:: Your assignment ::
A word-for-word copy of the records below is required.

(Data records)
════════════════

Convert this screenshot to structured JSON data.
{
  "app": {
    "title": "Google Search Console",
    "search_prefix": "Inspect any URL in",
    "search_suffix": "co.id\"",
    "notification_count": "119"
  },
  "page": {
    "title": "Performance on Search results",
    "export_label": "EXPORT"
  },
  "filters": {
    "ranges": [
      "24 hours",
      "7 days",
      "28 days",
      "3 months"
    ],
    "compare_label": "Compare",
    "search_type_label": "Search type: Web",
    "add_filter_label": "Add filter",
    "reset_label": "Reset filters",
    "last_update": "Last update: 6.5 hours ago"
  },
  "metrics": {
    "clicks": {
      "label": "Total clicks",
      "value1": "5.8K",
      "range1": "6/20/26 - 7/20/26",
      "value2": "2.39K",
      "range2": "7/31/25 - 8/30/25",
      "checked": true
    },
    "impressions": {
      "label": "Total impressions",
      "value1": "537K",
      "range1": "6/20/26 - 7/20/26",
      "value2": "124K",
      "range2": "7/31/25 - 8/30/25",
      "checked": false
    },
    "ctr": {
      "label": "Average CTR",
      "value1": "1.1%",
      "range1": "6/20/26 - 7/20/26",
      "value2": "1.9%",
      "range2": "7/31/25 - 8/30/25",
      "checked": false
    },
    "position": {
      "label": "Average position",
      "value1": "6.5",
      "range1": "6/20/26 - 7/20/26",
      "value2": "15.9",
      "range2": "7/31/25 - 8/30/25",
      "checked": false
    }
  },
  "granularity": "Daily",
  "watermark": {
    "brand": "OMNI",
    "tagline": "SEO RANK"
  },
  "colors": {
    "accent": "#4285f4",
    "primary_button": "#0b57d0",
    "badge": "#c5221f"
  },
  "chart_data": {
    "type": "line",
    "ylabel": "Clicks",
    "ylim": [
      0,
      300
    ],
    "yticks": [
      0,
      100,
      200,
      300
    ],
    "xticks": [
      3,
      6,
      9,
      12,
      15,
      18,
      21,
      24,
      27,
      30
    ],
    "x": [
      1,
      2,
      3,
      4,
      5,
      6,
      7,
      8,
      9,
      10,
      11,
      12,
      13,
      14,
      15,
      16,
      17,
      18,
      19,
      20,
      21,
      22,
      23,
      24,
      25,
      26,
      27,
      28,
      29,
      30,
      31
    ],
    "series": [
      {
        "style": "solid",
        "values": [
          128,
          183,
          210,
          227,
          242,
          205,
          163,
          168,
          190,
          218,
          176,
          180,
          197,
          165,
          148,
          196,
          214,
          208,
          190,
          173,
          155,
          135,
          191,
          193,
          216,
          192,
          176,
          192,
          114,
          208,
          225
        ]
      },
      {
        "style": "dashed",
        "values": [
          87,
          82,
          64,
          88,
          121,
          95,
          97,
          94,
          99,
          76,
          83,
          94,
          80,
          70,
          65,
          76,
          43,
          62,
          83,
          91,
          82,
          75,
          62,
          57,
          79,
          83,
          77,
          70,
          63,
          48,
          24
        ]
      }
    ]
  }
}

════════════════

:: Expected output ::
Convert this screenshot to structured JSON data.
{
  "app": {
    "title": "Google Search Console",
    "search_prefix": "Inspect any URL in",
    "search_suffix": "co.id\"",
    "notification_count": "119"
  },
  "page": {
    "title": "Performance on Search results",
    "export_label": "EXPORT"
  },
  "filters": {
    "ranges": [
      "24 hours",
      "7 days",
      "28 days",
      "3 months"
    ],
    "compare_label": "Compare",
    "search_type_label": "Search type: Web",
    "add_filter_label": "Add filter",
    "reset_label": "Reset filters",
    "last_update": "Last update: 6.5 hours ago"
  },
  "metrics": {
    "clicks": {
      "label": "Total clicks",
      "value1": "5.8K",
      "range1": "6/20/26 - 7/20/26",
      "value2": "2.39K",
      "range2": "7/31/25 - 8/30/25",
      "checked": true
    },
    "impressions": {
      "label": "Total impressions",
      "value1": "537K",
      "range1": "6/20/26 - 7/20/26",
      "value2": "124K",
      "range2": "7/31/25 - 8/30/25",
      "checked": false
    },
    "ctr": {
      "label": "Average CTR",
      "value1": "1.1%",
      "range1": "6/20/26 - 7/20/26",
      "value2": "1.9%",
      "range2": "7/31/25 - 8/30/25",
      "checked": false
    },
    "position": {
      "label": "Average position",
      "value1": "6.5",
      "range1": "6/20/26 - 7/20/26",
      "value2": "15.9",
      "range2": "7/31/25 - 8/30/25",
      "checked": false
    }
  },
  "granularity": "Daily",
  "watermark": {
    "brand": "OMNI",
    "tagline": "SEO RANK"
  },
  "colors": {
    "accent": "#4285f4",
    "primary_button": "#0b57d0",
    "badge": "#c5221f"
  },
  "chart_data": {
    "type": "line",
    "ylabel": "Clicks",
    "ylim": [
      0,
      300
    ],
    "yticks": [
      0,
      100,
      200,
      300
    ],
    "xticks": [
      3,
      6,
      9,
      12,
      15,
      18,
      21,
      24,
      27,
      30
    ],
    "x": [
      1,
      2,
      3,
      4,
      5,
      6,
      7,
      8,
      9,
      10,
      11,
      12,
      13,
      14,
      15,
      16,
      17,
      18,
      19,
      20,
      21,
      22,
      23,
      24,
      25,
      26,
      27,
      28,
      29,
      30,
      31
    ],
    "series": [
      {
        "style": "solid",
        "values": [
          128,
          183,
          210,
          227,
          242,
          205,
          163,
          168,
          190,
          218,
          176,
          180,
          197,
          165,
          148,
          196,
          214,
          208,
          190,
          173,
          155,
          135,
          191,
          193,
          216,
          192,
          176,
          192,
          114,
          208,
          225
        ]
      },
      {
        "style": "dashed",
        "values": [
          87,
          82,
          64,
          88,
          121,
          95,
          97,
          94,
          99,
          76,
          83,
          94,
          80,
          70,
          65,
          76,
          43,
          62,
          83,
          91,
          82,
          75,
          62,
          57,
          79,
          83,
          77,
          70,
          63,
          48,
          24
        ]
      }
    ]
  }
}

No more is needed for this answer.